Digital Collections Metadata Librarian

Library Vendors and Linked Data

By Cory Lampert on June 11, 2014 10:59 AM | Permalink

This image comes from the Report of the Stanford Linked Data Workshop

One of the challenges of working on linked data in these early stages of adoption is that there is not an easy way to adopt our current workflow into a new linked-date ready system and completely migrate to an all-linked data world.  For the meantime, then we will be maintaining a parallel structure of creating our digital collections within our digital asset management system and then exporting data from this platform and transforming it into linked data where it is stored in a triplestore and published.  This process does have redundancies, but until we can fully adapt our workflow, systems and user experience to accommodate linked data, there is no other option. There are several strategies that we are undertaking to try and work toward the goal of an integration like this:

  • adapting our current workflows to do as much as possible to be "linked-data" ready in terms of data preparation and best practices
  • investigating technology tools and design possibilities for building linked data interfaces for users
  • investigating digital asset management platforms and technology tools that accommodate linked data

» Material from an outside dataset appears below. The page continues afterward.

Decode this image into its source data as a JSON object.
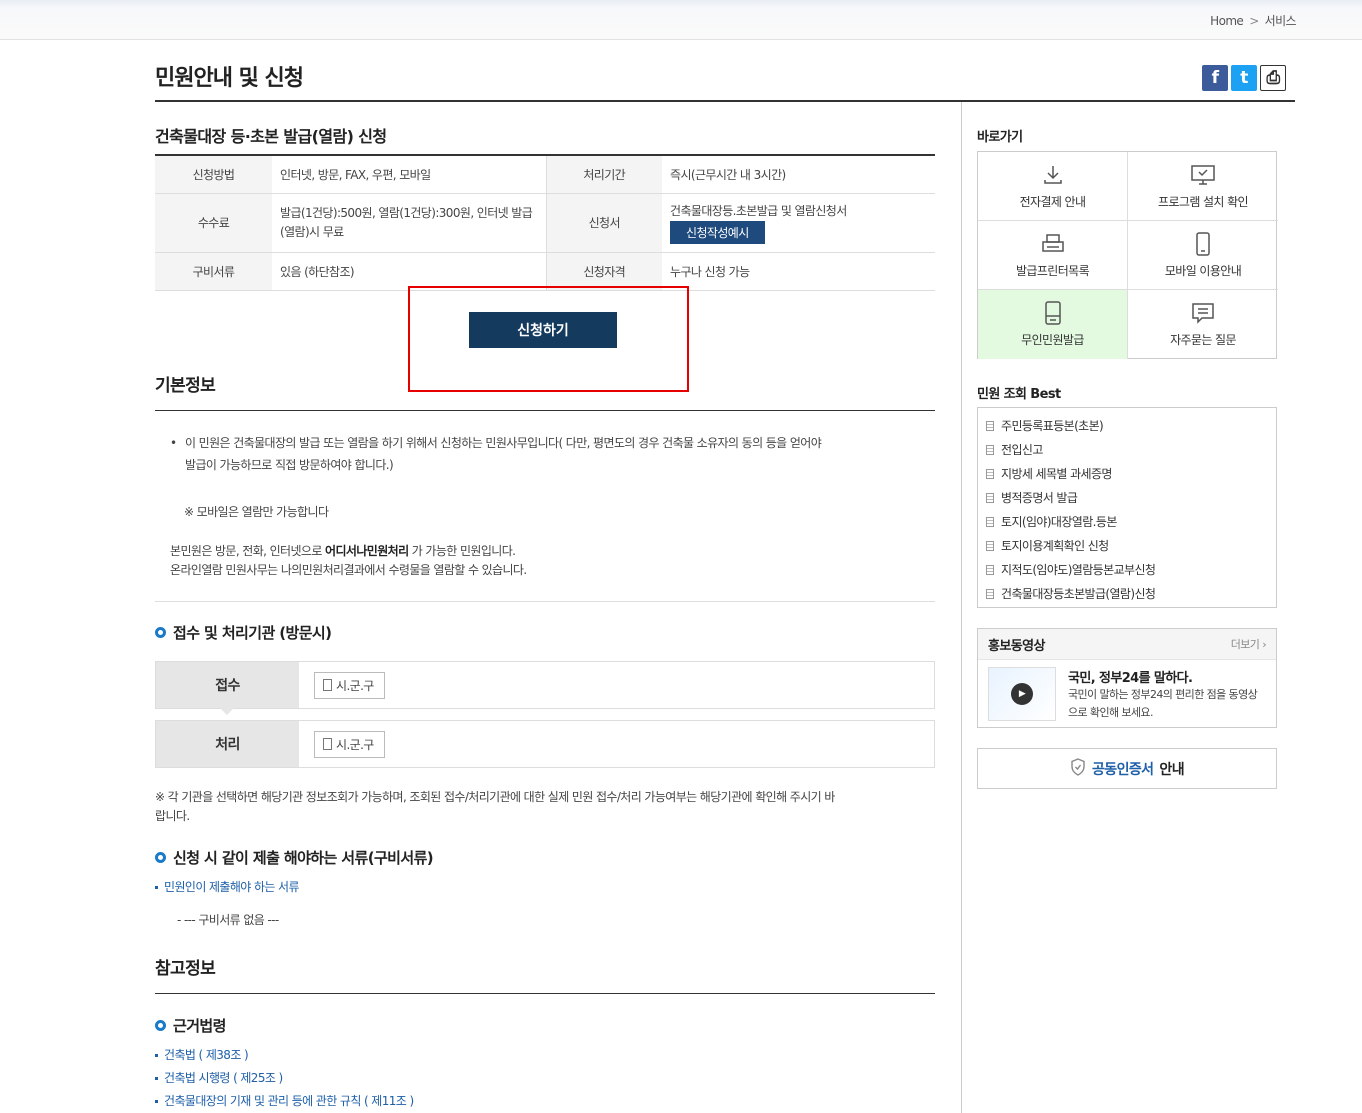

It is interesting to monitor what is happening with various vendors and their efforts to work with linked data.  One of the most resounding committments to building a commercial product with linked data in mind comes from the International Group of Ex Libris Users. They have created a Manifesto for Linked Open Data in Ex Libris Products that is very interesting and encouraging.  Worldcat/OCLC is also working on these efforts and Innovative Interfaces has recently acquired VTLS which has a digital asset management component built on Fedora. But as many librarians know, it can be a long development process for vendors to implement enhancements, updates, and feature requests in their products.  Some organizations prefer to take control of these priorities themselmves by adopting open source tools and developing their own systems.  We will be looking at this issue in more detail as UNLV commits more expansively to linked data projects.